▸ Task material
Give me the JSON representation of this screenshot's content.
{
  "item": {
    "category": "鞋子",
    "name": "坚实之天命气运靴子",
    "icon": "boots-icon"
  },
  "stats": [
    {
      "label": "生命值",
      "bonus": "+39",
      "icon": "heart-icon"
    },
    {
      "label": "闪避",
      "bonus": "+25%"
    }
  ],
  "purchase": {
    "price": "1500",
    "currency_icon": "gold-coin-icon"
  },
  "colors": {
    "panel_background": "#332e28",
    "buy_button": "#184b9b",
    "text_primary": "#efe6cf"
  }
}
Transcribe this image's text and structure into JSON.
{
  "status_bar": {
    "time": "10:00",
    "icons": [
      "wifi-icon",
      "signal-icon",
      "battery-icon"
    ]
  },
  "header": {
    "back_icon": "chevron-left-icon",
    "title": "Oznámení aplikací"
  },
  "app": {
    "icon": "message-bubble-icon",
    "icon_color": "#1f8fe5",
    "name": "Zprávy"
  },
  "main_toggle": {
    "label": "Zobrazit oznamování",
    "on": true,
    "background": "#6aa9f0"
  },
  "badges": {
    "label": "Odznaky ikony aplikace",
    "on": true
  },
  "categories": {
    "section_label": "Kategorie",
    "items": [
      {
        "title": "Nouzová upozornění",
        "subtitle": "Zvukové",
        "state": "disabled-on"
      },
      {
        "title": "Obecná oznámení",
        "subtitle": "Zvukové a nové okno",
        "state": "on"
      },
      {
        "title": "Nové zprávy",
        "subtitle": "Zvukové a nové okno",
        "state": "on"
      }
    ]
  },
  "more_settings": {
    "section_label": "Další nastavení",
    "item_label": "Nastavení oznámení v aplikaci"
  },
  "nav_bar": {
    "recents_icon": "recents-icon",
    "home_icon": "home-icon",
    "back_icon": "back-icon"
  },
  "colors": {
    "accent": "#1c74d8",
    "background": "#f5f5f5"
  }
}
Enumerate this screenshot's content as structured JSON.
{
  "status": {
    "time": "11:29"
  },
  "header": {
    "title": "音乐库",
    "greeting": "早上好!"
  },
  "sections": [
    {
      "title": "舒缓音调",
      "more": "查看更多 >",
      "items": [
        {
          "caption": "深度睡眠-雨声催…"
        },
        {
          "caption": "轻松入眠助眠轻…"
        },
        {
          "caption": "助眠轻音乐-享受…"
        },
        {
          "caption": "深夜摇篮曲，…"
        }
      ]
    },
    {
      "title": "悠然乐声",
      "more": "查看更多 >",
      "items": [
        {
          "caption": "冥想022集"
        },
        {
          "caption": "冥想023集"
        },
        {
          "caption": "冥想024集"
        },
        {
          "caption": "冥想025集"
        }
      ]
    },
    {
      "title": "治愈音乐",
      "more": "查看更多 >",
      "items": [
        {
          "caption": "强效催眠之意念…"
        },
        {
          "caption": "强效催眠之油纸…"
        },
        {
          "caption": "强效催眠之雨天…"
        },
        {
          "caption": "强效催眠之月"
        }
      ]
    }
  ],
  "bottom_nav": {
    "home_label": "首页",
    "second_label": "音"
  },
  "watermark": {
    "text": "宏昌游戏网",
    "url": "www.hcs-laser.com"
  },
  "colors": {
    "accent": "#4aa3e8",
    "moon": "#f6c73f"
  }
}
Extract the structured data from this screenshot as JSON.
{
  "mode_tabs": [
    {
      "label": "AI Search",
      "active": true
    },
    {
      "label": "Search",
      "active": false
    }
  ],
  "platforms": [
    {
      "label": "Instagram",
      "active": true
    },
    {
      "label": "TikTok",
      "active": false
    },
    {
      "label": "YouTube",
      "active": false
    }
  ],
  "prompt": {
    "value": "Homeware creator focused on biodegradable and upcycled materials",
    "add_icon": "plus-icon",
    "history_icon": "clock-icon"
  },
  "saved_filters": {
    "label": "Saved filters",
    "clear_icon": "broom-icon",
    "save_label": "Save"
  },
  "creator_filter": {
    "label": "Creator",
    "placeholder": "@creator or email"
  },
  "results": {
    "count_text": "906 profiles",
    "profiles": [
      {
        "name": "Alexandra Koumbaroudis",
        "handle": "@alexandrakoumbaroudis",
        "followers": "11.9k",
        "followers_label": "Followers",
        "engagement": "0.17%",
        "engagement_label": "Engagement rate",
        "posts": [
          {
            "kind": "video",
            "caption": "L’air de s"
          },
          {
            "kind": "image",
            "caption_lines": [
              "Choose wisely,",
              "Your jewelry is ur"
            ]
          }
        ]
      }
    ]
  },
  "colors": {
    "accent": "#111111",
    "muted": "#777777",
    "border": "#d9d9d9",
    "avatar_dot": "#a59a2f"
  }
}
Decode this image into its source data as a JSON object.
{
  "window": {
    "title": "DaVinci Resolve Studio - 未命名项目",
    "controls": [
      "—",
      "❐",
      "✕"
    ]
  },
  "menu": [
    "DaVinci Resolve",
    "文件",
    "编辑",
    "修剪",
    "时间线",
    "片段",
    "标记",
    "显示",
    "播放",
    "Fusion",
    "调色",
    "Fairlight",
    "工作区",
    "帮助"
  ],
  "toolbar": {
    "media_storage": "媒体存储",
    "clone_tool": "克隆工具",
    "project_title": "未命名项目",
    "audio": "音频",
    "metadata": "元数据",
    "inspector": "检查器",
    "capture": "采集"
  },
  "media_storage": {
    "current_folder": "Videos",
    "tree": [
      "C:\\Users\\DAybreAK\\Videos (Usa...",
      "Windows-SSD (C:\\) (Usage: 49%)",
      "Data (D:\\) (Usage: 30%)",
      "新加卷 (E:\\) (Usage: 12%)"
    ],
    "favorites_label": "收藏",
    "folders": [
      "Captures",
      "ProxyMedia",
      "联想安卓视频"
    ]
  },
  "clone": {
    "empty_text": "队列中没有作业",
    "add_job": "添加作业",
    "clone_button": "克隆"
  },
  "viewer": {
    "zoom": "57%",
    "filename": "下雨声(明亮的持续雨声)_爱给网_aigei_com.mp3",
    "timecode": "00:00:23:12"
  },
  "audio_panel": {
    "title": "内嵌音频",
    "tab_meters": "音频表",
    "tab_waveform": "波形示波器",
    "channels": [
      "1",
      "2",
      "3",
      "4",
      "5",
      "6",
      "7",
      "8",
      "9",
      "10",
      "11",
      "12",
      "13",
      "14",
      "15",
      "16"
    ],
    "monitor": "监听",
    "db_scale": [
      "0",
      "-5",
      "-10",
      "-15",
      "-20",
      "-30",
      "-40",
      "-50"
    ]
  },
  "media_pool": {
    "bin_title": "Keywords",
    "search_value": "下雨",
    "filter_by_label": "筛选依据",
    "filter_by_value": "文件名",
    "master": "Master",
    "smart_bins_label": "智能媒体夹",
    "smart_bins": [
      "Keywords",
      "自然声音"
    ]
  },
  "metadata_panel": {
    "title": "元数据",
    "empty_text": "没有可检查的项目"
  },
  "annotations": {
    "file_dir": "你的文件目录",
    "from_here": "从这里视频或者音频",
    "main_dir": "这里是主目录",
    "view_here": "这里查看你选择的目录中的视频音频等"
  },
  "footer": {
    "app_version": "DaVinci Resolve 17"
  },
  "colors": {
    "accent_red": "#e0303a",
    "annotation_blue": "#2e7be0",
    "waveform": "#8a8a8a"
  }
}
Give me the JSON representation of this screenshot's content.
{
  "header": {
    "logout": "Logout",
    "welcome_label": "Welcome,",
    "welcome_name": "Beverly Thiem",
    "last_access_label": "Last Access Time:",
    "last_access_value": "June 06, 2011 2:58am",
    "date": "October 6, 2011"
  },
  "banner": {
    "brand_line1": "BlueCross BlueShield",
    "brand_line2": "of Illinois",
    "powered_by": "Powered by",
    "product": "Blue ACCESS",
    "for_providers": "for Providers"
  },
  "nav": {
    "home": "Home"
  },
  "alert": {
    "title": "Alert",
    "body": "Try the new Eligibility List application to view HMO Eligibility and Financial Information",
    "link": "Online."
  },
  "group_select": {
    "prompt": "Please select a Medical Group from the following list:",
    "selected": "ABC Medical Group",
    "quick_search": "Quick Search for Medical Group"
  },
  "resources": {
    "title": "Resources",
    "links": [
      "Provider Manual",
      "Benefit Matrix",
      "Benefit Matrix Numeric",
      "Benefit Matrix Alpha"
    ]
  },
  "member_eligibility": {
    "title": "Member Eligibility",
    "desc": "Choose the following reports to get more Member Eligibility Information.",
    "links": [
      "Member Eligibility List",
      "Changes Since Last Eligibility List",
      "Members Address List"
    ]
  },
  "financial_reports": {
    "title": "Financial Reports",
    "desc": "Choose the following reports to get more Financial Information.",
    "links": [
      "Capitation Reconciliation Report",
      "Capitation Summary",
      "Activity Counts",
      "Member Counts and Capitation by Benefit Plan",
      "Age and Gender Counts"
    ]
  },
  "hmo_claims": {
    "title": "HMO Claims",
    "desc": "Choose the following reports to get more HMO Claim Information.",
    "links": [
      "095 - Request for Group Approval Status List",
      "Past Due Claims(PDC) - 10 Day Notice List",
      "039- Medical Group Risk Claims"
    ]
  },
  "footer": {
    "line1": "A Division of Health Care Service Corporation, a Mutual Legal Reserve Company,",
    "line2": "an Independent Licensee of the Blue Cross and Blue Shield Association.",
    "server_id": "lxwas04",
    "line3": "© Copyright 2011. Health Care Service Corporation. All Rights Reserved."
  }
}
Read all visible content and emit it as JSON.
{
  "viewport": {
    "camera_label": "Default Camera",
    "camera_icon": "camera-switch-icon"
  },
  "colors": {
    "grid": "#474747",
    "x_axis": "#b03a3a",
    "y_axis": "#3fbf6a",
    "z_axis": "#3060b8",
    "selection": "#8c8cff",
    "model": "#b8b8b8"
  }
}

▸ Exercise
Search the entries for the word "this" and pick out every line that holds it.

▸ Finished exercise
Give me the JSON representation of this screenshot's content.
Transcribe this image's text and structure into JSON.
Enumerate this screenshot's content as structured JSON.
Extract the structured data from this screenshot as JSON.
Decode this image into its source data as a JSON object.
Give me the JSON representation of this screenshot's content.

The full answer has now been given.